WHAT IS BEING ASKED »
Look through the material below. Copy each line that contains the string "Types".
== == ==
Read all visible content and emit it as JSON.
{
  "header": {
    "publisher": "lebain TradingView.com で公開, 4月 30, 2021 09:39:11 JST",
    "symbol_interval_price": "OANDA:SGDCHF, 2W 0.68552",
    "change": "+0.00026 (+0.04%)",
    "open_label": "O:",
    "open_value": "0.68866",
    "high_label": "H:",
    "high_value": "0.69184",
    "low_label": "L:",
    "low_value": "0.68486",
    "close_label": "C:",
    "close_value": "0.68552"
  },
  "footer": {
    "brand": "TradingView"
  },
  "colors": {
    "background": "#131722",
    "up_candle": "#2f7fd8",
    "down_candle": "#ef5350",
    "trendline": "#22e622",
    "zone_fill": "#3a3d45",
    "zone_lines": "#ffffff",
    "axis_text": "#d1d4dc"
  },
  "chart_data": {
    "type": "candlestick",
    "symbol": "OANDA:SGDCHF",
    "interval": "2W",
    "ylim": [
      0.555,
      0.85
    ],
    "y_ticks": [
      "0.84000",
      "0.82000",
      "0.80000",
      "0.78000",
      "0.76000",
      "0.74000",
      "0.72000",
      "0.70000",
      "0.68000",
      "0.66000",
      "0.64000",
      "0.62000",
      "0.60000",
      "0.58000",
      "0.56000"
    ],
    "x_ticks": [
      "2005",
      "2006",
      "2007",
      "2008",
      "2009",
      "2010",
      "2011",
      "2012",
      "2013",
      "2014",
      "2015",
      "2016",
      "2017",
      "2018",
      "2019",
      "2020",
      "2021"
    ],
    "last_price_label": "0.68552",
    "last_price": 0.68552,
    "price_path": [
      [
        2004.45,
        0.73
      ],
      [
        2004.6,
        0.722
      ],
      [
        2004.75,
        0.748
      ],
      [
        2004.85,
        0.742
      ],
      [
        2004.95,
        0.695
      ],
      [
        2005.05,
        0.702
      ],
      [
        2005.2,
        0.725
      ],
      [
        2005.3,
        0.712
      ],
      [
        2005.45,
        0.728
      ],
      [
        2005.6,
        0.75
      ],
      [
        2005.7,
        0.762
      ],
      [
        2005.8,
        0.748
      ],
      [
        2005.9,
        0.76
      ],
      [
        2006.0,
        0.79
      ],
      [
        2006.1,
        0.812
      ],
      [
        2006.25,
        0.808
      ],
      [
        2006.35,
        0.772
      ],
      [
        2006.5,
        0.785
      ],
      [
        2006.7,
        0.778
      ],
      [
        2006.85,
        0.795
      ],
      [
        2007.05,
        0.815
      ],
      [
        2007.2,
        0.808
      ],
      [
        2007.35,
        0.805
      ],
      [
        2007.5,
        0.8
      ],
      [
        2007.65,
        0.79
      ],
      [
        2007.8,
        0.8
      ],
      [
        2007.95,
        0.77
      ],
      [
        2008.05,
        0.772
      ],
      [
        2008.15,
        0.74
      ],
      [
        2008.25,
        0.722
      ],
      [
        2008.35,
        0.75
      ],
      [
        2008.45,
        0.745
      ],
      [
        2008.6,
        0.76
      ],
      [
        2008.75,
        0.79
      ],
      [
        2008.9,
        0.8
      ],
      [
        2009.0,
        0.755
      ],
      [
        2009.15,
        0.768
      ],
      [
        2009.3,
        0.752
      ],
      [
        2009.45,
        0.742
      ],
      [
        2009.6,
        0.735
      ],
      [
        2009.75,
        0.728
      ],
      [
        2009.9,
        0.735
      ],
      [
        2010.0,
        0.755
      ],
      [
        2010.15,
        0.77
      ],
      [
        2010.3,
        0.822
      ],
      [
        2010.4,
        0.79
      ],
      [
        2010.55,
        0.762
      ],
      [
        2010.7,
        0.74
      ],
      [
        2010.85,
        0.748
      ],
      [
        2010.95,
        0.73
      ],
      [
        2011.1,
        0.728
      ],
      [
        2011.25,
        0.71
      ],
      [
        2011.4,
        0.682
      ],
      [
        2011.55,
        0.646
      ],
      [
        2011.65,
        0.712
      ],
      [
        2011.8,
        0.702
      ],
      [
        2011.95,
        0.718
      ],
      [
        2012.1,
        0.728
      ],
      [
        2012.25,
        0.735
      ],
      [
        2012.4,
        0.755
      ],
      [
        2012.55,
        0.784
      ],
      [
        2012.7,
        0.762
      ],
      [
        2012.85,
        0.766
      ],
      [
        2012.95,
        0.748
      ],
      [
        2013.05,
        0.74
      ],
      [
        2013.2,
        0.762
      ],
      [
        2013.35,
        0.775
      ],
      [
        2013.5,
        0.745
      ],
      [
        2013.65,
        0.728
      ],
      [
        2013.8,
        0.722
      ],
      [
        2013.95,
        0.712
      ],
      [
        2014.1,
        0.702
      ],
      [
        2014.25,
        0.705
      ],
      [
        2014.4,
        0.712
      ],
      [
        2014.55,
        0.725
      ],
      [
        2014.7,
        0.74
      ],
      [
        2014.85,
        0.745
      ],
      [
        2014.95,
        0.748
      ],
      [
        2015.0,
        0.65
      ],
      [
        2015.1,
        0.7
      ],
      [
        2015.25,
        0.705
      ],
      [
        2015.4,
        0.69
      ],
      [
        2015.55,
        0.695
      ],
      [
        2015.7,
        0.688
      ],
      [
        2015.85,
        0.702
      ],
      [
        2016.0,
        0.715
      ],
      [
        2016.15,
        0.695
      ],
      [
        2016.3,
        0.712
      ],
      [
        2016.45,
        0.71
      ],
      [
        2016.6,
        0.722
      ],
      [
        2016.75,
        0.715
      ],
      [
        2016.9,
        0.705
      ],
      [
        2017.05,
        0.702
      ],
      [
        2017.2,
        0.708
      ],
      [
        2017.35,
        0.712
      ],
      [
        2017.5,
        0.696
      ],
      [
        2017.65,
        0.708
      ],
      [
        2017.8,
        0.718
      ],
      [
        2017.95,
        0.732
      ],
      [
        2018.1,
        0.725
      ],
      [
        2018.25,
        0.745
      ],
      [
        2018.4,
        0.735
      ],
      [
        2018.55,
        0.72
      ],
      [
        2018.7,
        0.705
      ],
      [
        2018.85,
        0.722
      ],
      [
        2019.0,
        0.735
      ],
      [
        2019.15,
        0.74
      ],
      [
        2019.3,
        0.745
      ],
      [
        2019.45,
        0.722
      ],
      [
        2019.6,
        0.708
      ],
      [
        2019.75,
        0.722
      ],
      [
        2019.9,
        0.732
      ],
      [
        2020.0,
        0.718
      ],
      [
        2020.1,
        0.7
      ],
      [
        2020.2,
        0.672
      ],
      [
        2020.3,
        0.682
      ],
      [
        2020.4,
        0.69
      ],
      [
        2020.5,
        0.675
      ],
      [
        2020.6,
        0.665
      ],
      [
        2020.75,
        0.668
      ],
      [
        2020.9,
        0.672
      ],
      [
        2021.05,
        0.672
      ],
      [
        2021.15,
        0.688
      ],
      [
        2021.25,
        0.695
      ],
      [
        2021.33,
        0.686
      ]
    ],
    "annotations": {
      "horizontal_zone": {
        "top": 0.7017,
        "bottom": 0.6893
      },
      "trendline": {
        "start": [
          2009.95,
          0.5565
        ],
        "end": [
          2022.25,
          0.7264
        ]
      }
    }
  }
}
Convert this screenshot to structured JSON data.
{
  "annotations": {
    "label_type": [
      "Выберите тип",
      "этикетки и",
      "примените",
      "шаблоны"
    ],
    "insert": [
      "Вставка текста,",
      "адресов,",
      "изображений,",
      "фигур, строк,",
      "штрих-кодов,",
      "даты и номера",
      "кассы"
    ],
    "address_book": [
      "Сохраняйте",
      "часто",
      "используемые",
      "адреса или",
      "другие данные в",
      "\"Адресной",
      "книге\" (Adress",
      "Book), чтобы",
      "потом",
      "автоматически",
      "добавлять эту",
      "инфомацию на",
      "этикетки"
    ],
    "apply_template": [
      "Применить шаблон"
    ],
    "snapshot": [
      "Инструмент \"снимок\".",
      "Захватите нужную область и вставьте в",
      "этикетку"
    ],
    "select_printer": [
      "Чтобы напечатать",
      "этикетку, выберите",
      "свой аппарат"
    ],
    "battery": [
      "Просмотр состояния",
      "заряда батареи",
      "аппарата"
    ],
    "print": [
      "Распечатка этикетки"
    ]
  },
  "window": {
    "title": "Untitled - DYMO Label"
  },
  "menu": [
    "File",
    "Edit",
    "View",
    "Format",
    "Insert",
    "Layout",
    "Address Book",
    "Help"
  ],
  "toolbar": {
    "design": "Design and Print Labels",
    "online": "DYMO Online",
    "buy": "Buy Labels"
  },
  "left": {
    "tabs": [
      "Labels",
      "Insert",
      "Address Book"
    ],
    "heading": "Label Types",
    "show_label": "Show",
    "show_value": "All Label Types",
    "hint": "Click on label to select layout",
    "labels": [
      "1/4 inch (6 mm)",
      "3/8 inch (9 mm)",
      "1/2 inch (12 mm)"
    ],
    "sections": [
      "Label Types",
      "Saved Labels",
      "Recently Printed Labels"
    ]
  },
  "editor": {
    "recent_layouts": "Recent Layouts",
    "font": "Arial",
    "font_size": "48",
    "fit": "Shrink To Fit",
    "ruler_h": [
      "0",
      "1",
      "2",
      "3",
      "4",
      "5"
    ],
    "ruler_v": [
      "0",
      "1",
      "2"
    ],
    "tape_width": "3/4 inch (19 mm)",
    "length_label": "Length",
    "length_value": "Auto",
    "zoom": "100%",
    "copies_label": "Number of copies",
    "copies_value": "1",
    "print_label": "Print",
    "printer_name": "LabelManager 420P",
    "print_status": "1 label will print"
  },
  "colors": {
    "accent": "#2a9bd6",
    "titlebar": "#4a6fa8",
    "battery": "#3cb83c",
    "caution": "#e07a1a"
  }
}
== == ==
RESULT OF THIS TASK »
    "heading": "Label Types",
    "show_value": "All Label Types",
      "Label Types",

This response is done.